Prayer has everything to do with this. God is always present with us. These gifts are always available to us. In prayer, we come into the presence of God with open hearts, ready to receive what God has to give us. Words in this kind of prayer are entirely unnecessary. God already know what we need. He knows we need the gift of his Spirit to be made whole and well. However, this is not always so easy because our hearts and minds are already filled with other desires, needs, concerns, and worries. It can be a very difficult challenge at times to open ourselves up to God’s presence. This is why Jesus teaches his disciples here to be persistent. Don’t give up. Return to the Lord again, and again, and again.
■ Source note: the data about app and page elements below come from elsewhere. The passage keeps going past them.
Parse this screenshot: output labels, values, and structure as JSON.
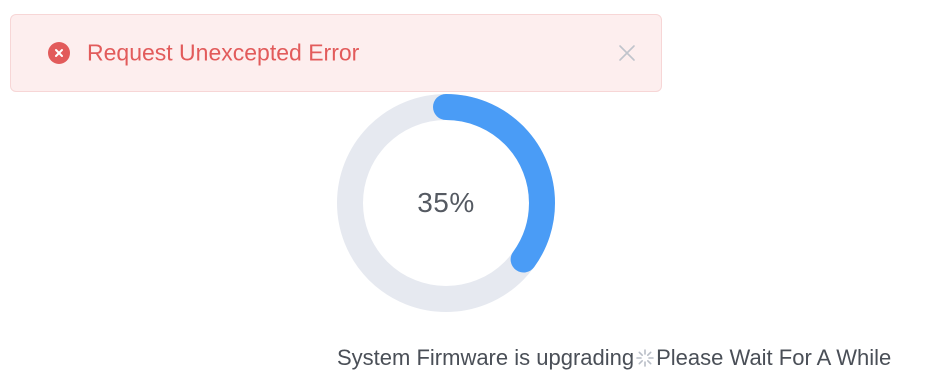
{
  "toast": {
    "message": "Request Unexcepted Error",
    "icon": "error-circle-icon",
    "close_icon": "close-icon",
    "color": "#e25b5b",
    "background": "#fdeeee"
  },
  "progress": {
    "percent": 35,
    "label": "35%",
    "track_color": "#e6e9f0",
    "bar_color": "#4a9cf6"
  },
  "status": {
    "text_before": "System Firmware is upgrading",
    "spinner_icon": "loading-spinner-icon",
    "text_after": "Please Wait For A While"
  }
}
This is also why he goes on to ensure them that everyone who seeks will find. Everyone who asks will be answered. Everyone who knocks, the door will be opened. Never come to the conclusion that God has abandoned you due to your own impatience, or because the allure and promise of some immediate source of comfort is too difficult to resist. This is why he includes in his model prayer, “Save us from the time of trial.” Keep knocking, keep asking, keep seeking, keep showing the discipline and persistence we know we need for anything worthwhile. Show this and more as you seek the “pearl” of greatest value. God’s love is not a reward for our persistence and spiritual discipline. It’s our way of being serious about that which is of the greatest value in our lives. We reap what we sow. This is another way of saying we get what we believe in, or as Jesus put it, “Wherever your heart is, there is your treasure as well.”
Prayer is another way of giving our heart to that which we treasure most. And Jesus concludes his teaching on prayer by telling us how it is that the presence of God enters our hearts and minds. And, as usual, he uses a metaphor. When we, who otherwise tend to seek only that which is in our self-interest, are asked for good gifts by our children, we give them good gifts. We not only know how to do that. We desire to do that. If that’s the case, when we ask God for what we need, how much more will he do that? And what is that good gift that God desires to give us? How much more will the heavenly Father give the Holy Spirit to those who ask him?”
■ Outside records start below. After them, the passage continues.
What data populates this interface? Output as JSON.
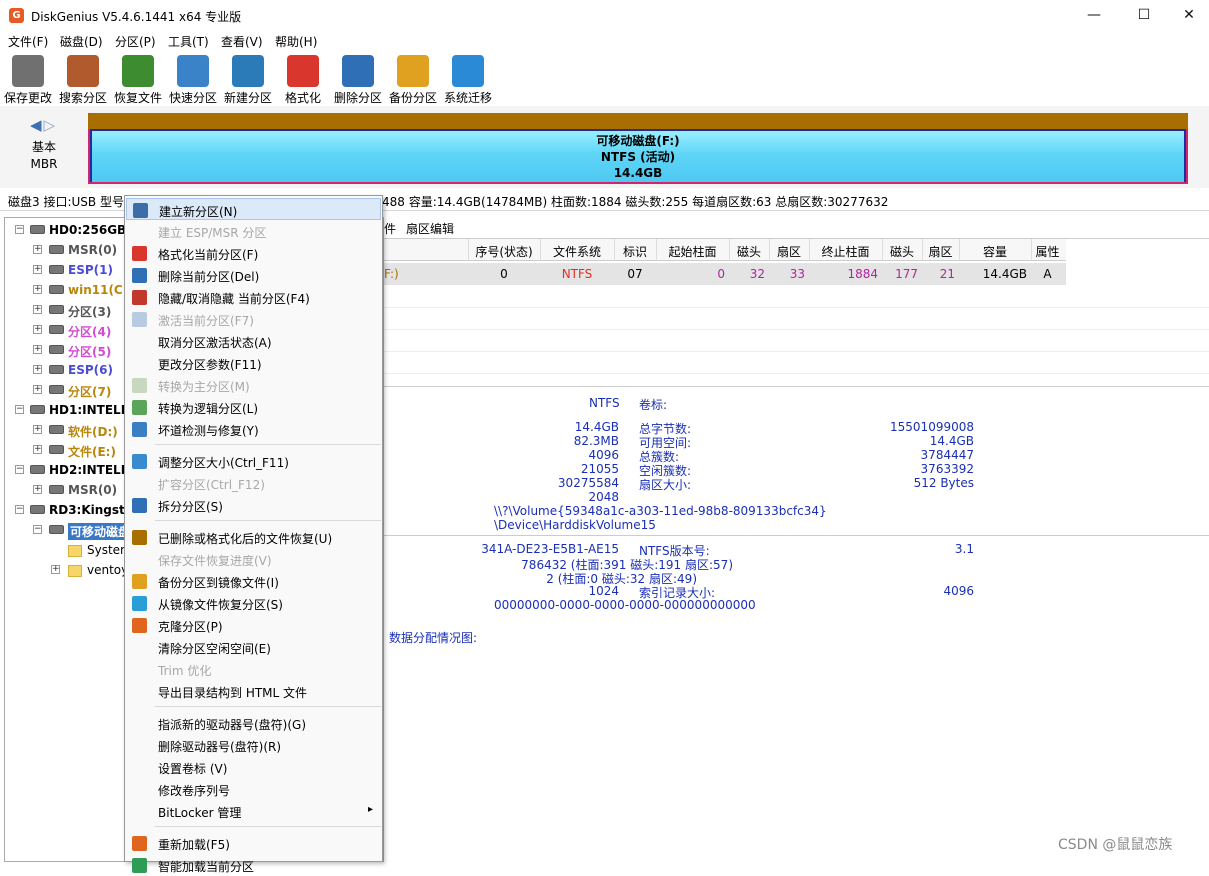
{
  "window": {
    "title": "DiskGenius V5.4.6.1441 x64 专业版",
    "app_icon_letter": "G",
    "minimize": "—",
    "maximize": "☐",
    "close": "✕"
  },
  "menus": [
    "文件(F)",
    "磁盘(D)",
    "分区(P)",
    "工具(T)",
    "查看(V)",
    "帮助(H)"
  ],
  "toolbar": [
    {
      "label": "保存更改",
      "icon": "save-icon",
      "color": "#707070"
    },
    {
      "label": "搜索分区",
      "icon": "search-icon",
      "color": "#b05a2e"
    },
    {
      "label": "恢复文件",
      "icon": "recover-icon",
      "color": "#3d8c2f"
    },
    {
      "label": "快速分区",
      "icon": "quick-partition-icon",
      "color": "#3b83c8"
    },
    {
      "label": "新建分区",
      "icon": "new-partition-icon",
      "color": "#2b7bb9"
    },
    {
      "label": "格式化",
      "icon": "format-icon",
      "color": "#d9372e"
    },
    {
      "label": "删除分区",
      "icon": "delete-icon",
      "color": "#2f6fb5"
    },
    {
      "label": "备份分区",
      "icon": "backup-icon",
      "color": "#e0a020"
    },
    {
      "label": "系统迁移",
      "icon": "migrate-icon",
      "color": "#2a8ad6"
    }
  ],
  "disk_map": {
    "type_line1": "基本",
    "type_line2": "MBR",
    "partition_line1": "可移动磁盘(F:)",
    "partition_line2": "NTFS (活动)",
    "partition_line3": "14.4GB"
  },
  "info_bar": "磁盘3 接口:USB  型号",
  "info_bar_rest": "488  容量:14.4GB(14784MB)  柱面数:1884  磁头数:255  每道扇区数:63  总扇区数:30277632",
  "tree": [
    {
      "label": "HD0:256GBS",
      "level": 0,
      "color": "#000"
    },
    {
      "label": "MSR(0)",
      "level": 1,
      "color": "#555"
    },
    {
      "label": "ESP(1)",
      "level": 1,
      "color": "#4b4bd6"
    },
    {
      "label": "win11(C:)",
      "level": 1,
      "color": "#b8860b"
    },
    {
      "label": "分区(3)",
      "level": 1,
      "color": "#555"
    },
    {
      "label": "分区(4)",
      "level": 1,
      "color": "#d24bd2"
    },
    {
      "label": "分区(5)",
      "level": 1,
      "color": "#d24bd2"
    },
    {
      "label": "ESP(6)",
      "level": 1,
      "color": "#4b4bd6"
    },
    {
      "label": "分区(7)",
      "level": 1,
      "color": "#b8860b"
    },
    {
      "label": "HD1:INTELH",
      "level": 0,
      "color": "#000"
    },
    {
      "label": "软件(D:)",
      "level": 1,
      "color": "#b8860b"
    },
    {
      "label": "文件(E:)",
      "level": 1,
      "color": "#b8860b"
    },
    {
      "label": "HD2:INTELH",
      "level": 0,
      "color": "#000"
    },
    {
      "label": "MSR(0)",
      "level": 1,
      "color": "#555"
    },
    {
      "label": "RD3:Kingsto",
      "level": 0,
      "color": "#000"
    },
    {
      "label": "可移动磁盘",
      "level": 1,
      "color": "#fff",
      "selected": true
    },
    {
      "label": "System",
      "level": 2,
      "color": "#000"
    },
    {
      "label": "ventoy",
      "level": 2,
      "color": "#000"
    }
  ],
  "tabs": [
    "件",
    "扇区编辑"
  ],
  "grid": {
    "headers": [
      "序号(状态)",
      "文件系统",
      "标识",
      "起始柱面",
      "磁头",
      "扇区",
      "终止柱面",
      "磁头",
      "扇区",
      "容量",
      "属性"
    ],
    "row": {
      "name": "F:)",
      "index": "0",
      "fs": "NTFS",
      "id": "07",
      "start_cyl": "0",
      "start_head": "32",
      "start_sec": "33",
      "end_cyl": "1884",
      "end_head": "177",
      "end_sec": "21",
      "capacity": "14.4GB",
      "attr": "A"
    }
  },
  "details": {
    "fs": "NTFS",
    "volume_label_key": "卷标:",
    "total_capacity": "14.4GB",
    "total_bytes_key": "总字节数:",
    "total_bytes": "15501099008",
    "free_space": "82.3MB",
    "free_key": "可用空间:",
    "free_value": "14.4GB",
    "cluster_size": "4096",
    "total_clusters_key": "总簇数:",
    "total_clusters": "3784447",
    "used_clusters": "21055",
    "free_clusters_key": "空闲簇数:",
    "free_clusters": "3763392",
    "total_sectors": "30275584",
    "sector_size_key": "扇区大小:",
    "sector_size": "512 Bytes",
    "start_sector": "2048",
    "volume_guid": "\\\\?\\Volume{59348a1c-a303-11ed-98b8-809133bcfc34}",
    "device_path": "\\Device\\HarddiskVolume15",
    "serial": "341A-DE23-E5B1-AE15",
    "ntfs_ver_key": "NTFS版本号:",
    "ntfs_ver": "3.1",
    "mft_cluster": "786432 (柱面:391 磁头:191 扇区:57)",
    "mft_mirror": "2 (柱面:0 磁头:32 扇区:49)",
    "record_size": "1024",
    "index_size_key": "索引记录大小:",
    "index_size": "4096",
    "guid": "00000000-0000-0000-0000-000000000000",
    "alloc_label": "数据分配情况图:"
  },
  "context_menu": [
    {
      "label": "建立新分区(N)",
      "disabled": false,
      "highlight": true,
      "icon": "new-partition-icon",
      "color": "#3b6ea8"
    },
    {
      "label": "建立 ESP/MSR 分区",
      "disabled": true,
      "icon": "",
      "color": ""
    },
    {
      "label": "格式化当前分区(F)",
      "disabled": false,
      "icon": "format-icon",
      "color": "#d9372e"
    },
    {
      "label": "删除当前分区(Del)",
      "disabled": false,
      "icon": "delete-icon",
      "color": "#2f6fb5"
    },
    {
      "label": "隐藏/取消隐藏 当前分区(F4)",
      "disabled": false,
      "icon": "hide-icon",
      "color": "#c0392b"
    },
    {
      "label": "激活当前分区(F7)",
      "disabled": true,
      "icon": "activate-icon",
      "color": "#b9cbe0"
    },
    {
      "label": "取消分区激活状态(A)",
      "disabled": false,
      "icon": "",
      "color": ""
    },
    {
      "label": "更改分区参数(F11)",
      "disabled": false,
      "icon": "",
      "color": ""
    },
    {
      "label": "转换为主分区(M)",
      "disabled": true,
      "icon": "convert-primary-icon",
      "color": "#c9d6c0"
    },
    {
      "label": "转换为逻辑分区(L)",
      "disabled": false,
      "icon": "convert-logical-icon",
      "color": "#5aa55a"
    },
    {
      "label": "坏道检测与修复(Y)",
      "disabled": false,
      "icon": "repair-icon",
      "color": "#3a7fc2"
    },
    {
      "sep": true
    },
    {
      "label": "调整分区大小(Ctrl_F11)",
      "disabled": false,
      "icon": "resize-icon",
      "color": "#3a8ad0"
    },
    {
      "label": "扩容分区(Ctrl_F12)",
      "disabled": true,
      "icon": "",
      "color": ""
    },
    {
      "label": "拆分分区(S)",
      "disabled": false,
      "icon": "split-icon",
      "color": "#2f6fb5"
    },
    {
      "sep": true
    },
    {
      "label": "已删除或格式化后的文件恢复(U)",
      "disabled": false,
      "icon": "recover-icon",
      "color": "#a86f00"
    },
    {
      "label": "保存文件恢复进度(V)",
      "disabled": true,
      "icon": "",
      "color": ""
    },
    {
      "label": "备份分区到镜像文件(I)",
      "disabled": false,
      "icon": "backup-icon",
      "color": "#e0a020"
    },
    {
      "label": "从镜像文件恢复分区(S)",
      "disabled": false,
      "icon": "restore-image-icon",
      "color": "#2a9fd6"
    },
    {
      "label": "克隆分区(P)",
      "disabled": false,
      "icon": "clone-icon",
      "color": "#e0661f"
    },
    {
      "label": "清除分区空闲空间(E)",
      "disabled": false,
      "icon": "",
      "color": ""
    },
    {
      "label": "Trim 优化",
      "disabled": true,
      "icon": "",
      "color": ""
    },
    {
      "label": "导出目录结构到 HTML 文件",
      "disabled": false,
      "icon": "",
      "color": ""
    },
    {
      "sep": true
    },
    {
      "label": "指派新的驱动器号(盘符)(G)",
      "disabled": false,
      "icon": "",
      "color": ""
    },
    {
      "label": "删除驱动器号(盘符)(R)",
      "disabled": false,
      "icon": "",
      "color": ""
    },
    {
      "label": "设置卷标 (V)",
      "disabled": false,
      "icon": "",
      "color": ""
    },
    {
      "label": "修改卷序列号",
      "disabled": false,
      "icon": "",
      "color": ""
    },
    {
      "label": "BitLocker 管理",
      "disabled": false,
      "icon": "",
      "color": "",
      "submenu": true
    },
    {
      "sep": true
    },
    {
      "label": "重新加载(F5)",
      "disabled": false,
      "icon": "reload-icon",
      "color": "#e0661f"
    },
    {
      "label": "智能加载当前分区",
      "disabled": false,
      "icon": "smart-load-icon",
      "color": "#2f9c55"
    }
  ],
  "submenu_arrow": "▸",
  "watermark": "CSDN @鼠鼠恋族"
}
The presence of God in our hearts and minds, that by which we receive the gifts of faith, hope and love, is the Holy Spirit. God’s Spirit is available to us always. That spirit of life and love comes to us in word and sacrament and comes to us when we open our hearts in prayer at any time. Therefore, ask seek, knock—and be persistent in doing so. After all, we are willing to give time and energy to things that are of only temporary value. How much time and energy is worth devoting to that which is of eternal value?
To have faith in God means entrusting him with our hearts. This is not a flash in a pan. It’s a journey—a lifetime journey. And one of the most important—no, essential—aspects of that journey is to look to God’s presence each day of our lives. And we do so, not in fear or in worry that he may not answer. Rather we do so in confidence, knowing that he desires to give us the gift of himself whenever we ask.